Start of Block

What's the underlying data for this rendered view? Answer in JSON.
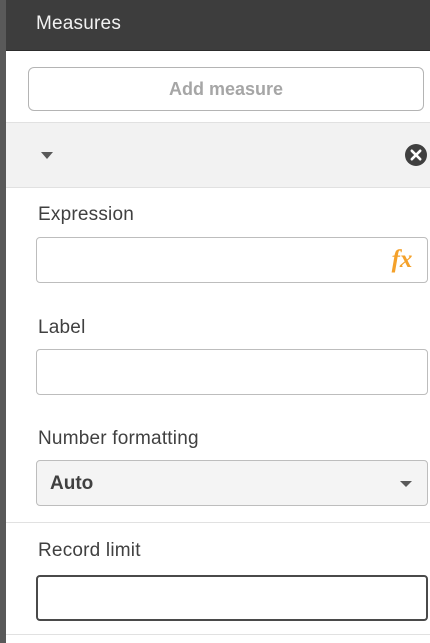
{
  "panel": {
    "title": "Measures",
    "add_measure_label": "Add measure"
  },
  "measure": {
    "expression": {
      "label": "Expression",
      "value": "",
      "fx_label": "fx"
    },
    "label_field": {
      "label": "Label",
      "value": ""
    },
    "number_formatting": {
      "label": "Number formatting",
      "selected": "Auto"
    },
    "record_limit": {
      "label": "Record limit",
      "value": ""
    }
  },
  "colors": {
    "header_bg": "#3d3d3d",
    "fx_accent": "#f4a12a",
    "section_bg": "#f2f2f2"
  },
  "icons": {
    "collapse": "triangle-down-icon",
    "remove": "close-circle-icon",
    "select_caret": "caret-down-icon"
  }
}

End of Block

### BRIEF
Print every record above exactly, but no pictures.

### RESULT
What's the underlying data for this rendered view? Answer in JSON.
{
  "panel": {
    "title": "Measures",
    "add_measure_label": "Add measure"
  },
  "measure": {
    "expression": {
      "label": "Expression",
      "value": "",
      "fx_label": "fx"
    },
    "label_field": {
      "label": "Label",
      "value": ""
    },
    "number_formatting": {
      "label": "Number formatting",
      "selected": "Auto"
    },
    "record_limit": {
      "label": "Record limit",
      "value": ""
    }
  },
  "colors": {
    "header_bg": "#3d3d3d",
    "fx_accent": "#f4a12a",
    "section_bg": "#f2f2f2"
  },
  "icons": {
    "collapse": "triangle-down-icon",
    "remove": "close-circle-icon",
    "select_caret": "caret-down-icon"
  }
}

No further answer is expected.